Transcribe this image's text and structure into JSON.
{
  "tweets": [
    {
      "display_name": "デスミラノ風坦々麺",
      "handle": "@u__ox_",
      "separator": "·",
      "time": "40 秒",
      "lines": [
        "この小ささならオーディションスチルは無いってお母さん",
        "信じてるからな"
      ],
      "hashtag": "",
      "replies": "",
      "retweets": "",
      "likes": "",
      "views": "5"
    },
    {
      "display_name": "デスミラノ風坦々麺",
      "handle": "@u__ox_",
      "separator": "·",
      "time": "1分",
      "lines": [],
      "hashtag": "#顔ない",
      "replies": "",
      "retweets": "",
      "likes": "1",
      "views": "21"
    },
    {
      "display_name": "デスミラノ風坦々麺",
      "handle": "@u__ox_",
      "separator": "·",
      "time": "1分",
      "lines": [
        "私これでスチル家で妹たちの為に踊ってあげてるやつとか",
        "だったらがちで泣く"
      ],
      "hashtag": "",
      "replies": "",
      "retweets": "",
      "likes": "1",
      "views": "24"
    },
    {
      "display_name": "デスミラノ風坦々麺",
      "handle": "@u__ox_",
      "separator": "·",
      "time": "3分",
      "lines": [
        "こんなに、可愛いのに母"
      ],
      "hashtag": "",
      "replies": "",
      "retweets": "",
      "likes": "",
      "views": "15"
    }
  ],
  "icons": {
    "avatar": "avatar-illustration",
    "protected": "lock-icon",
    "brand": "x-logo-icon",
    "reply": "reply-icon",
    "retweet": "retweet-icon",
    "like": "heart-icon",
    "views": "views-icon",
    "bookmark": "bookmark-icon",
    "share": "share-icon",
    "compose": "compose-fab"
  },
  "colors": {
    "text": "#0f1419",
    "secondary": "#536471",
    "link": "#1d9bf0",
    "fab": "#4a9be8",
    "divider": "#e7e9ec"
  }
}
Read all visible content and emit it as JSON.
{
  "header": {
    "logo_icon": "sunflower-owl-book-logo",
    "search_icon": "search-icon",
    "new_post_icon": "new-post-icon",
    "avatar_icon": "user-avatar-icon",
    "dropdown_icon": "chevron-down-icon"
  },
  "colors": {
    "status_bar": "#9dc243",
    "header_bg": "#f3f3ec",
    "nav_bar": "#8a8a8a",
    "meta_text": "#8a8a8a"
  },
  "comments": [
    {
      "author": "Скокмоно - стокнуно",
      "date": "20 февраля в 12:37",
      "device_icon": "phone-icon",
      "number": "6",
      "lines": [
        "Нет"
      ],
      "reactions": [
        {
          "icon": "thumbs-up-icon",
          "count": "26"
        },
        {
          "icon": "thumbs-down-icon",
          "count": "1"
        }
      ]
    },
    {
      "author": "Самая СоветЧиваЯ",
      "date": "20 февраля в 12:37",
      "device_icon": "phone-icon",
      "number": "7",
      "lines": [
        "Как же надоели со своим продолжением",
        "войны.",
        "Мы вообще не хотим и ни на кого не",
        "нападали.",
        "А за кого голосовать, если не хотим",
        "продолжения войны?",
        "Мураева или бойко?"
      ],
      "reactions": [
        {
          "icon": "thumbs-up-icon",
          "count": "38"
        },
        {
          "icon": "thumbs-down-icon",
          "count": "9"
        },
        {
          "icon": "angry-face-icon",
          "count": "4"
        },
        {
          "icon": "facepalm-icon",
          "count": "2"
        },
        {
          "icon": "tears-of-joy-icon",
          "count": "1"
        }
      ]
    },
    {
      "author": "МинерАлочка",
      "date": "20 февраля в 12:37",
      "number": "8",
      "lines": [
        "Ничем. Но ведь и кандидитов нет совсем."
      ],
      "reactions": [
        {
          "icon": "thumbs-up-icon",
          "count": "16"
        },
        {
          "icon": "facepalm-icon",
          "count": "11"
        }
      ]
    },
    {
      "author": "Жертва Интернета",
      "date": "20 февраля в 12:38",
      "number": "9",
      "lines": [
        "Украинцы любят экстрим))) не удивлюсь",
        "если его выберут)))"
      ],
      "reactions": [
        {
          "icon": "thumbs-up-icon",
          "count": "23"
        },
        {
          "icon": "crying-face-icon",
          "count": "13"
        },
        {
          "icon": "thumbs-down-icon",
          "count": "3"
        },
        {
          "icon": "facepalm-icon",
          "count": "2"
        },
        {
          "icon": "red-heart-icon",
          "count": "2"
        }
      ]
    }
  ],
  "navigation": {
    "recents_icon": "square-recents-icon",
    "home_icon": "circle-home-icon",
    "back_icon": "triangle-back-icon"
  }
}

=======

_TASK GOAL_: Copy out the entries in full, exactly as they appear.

_THE COMPLETED TASK_:
Transcribe this image's text and structure into JSON.
{
  "tweets": [
    {
      "display_name": "デスミラノ風坦々麺",
      "handle": "@u__ox_",
      "separator": "·",
      "time": "40 秒",
      "lines": [
        "この小ささならオーディションスチルは無いってお母さん",
        "信じてるからな"
      ],
      "hashtag": "",
      "replies": "",
      "retweets": "",
      "likes": "",
      "views": "5"
    },
    {
      "display_name": "デスミラノ風坦々麺",
      "handle": "@u__ox_",
      "separator": "·",
      "time": "1分",
      "lines": [],
      "hashtag": "#顔ない",
      "replies": "",
      "retweets": "",
      "likes": "1",
      "views": "21"
    },
    {
      "display_name": "デスミラノ風坦々麺",
      "handle": "@u__ox_",
      "separator": "·",
      "time": "1分",
      "lines": [
        "私これでスチル家で妹たちの為に踊ってあげてるやつとか",
        "だったらがちで泣く"
      ],
      "hashtag": "",
      "replies": "",
      "retweets": "",
      "likes": "1",
      "views": "24"
    },
    {
      "display_name": "デスミラノ風坦々麺",
      "handle": "@u__ox_",
      "separator": "·",
      "time": "3分",
      "lines": [
        "こんなに、可愛いのに母"
      ],
      "hashtag": "",
      "replies": "",
      "retweets": "",
      "likes": "",
      "views": "15"
    }
  ],
  "icons": {
    "avatar": "avatar-illustration",
    "protected": "lock-icon",
    "brand": "x-logo-icon",
    "reply": "reply-icon",
    "retweet": "retweet-icon",
    "like": "heart-icon",
    "views": "views-icon",
    "bookmark": "bookmark-icon",
    "share": "share-icon",
    "compose": "compose-fab"
  },
  "colors": {
    "text": "#0f1419",
    "secondary": "#536471",
    "link": "#1d9bf0",
    "fab": "#4a9be8",
    "divider": "#e7e9ec"
  }
}
Read all visible content and emit it as JSON.
{
  "header": {
    "logo_icon": "sunflower-owl-book-logo",
    "search_icon": "search-icon",
    "new_post_icon": "new-post-icon",
    "avatar_icon": "user-avatar-icon",
    "dropdown_icon": "chevron-down-icon"
  },
  "colors": {
    "status_bar": "#9dc243",
    "header_bg": "#f3f3ec",
    "nav_bar": "#8a8a8a",
    "meta_text": "#8a8a8a"
  },
  "comments": [
    {
      "author": "Скокмоно - стокнуно",
      "date": "20 февраля в 12:37",
      "device_icon": "phone-icon",
      "number": "6",
      "lines": [
        "Нет"
      ],
      "reactions": [
        {
          "icon": "thumbs-up-icon",
          "count": "26"
        },
        {
          "icon": "thumbs-down-icon",
          "count": "1"
        }
      ]
    },
    {
      "author": "Самая СоветЧиваЯ",
      "date": "20 февраля в 12:37",
      "device_icon": "phone-icon",
      "number": "7",
      "lines": [
        "Как же надоели со своим продолжением",
        "войны.",
        "Мы вообще не хотим и ни на кого не",
        "нападали.",
        "А за кого голосовать, если не хотим",
        "продолжения войны?",
        "Мураева или бойко?"
      ],
      "reactions": [
        {
          "icon": "thumbs-up-icon",
          "count": "38"
        },
        {
          "icon": "thumbs-down-icon",
          "count": "9"
        },
        {
          "icon": "angry-face-icon",
          "count": "4"
        },
        {
          "icon": "facepalm-icon",
          "count": "2"
        },
        {
          "icon": "tears-of-joy-icon",
          "count": "1"
        }
      ]
    },
    {
      "author": "МинерАлочка",
      "date": "20 февраля в 12:37",
      "number": "8",
      "lines": [
        "Ничем. Но ведь и кандидитов нет совсем."
      ],
      "reactions": [
        {
          "icon": "thumbs-up-icon",
          "count": "16"
        },
        {
          "icon": "facepalm-icon",
          "count": "11"
        }
      ]
    },
    {
      "author": "Жертва Интернета",
      "date": "20 февраля в 12:38",
      "number": "9",
      "lines": [
        "Украинцы любят экстрим))) не удивлюсь",
        "если его выберут)))"
      ],
      "reactions": [
        {
          "icon": "thumbs-up-icon",
          "count": "23"
        },
        {
          "icon": "crying-face-icon",
          "count": "13"
        },
        {
          "icon": "thumbs-down-icon",
          "count": "3"
        },
        {
          "icon": "facepalm-icon",
          "count": "2"
        },
        {
          "icon": "red-heart-icon",
          "count": "2"
        }
      ]
    }
  ],
  "navigation": {
    "recents_icon": "square-recents-icon",
    "home_icon": "circle-home-icon",
    "back_icon": "triangle-back-icon"
  }
}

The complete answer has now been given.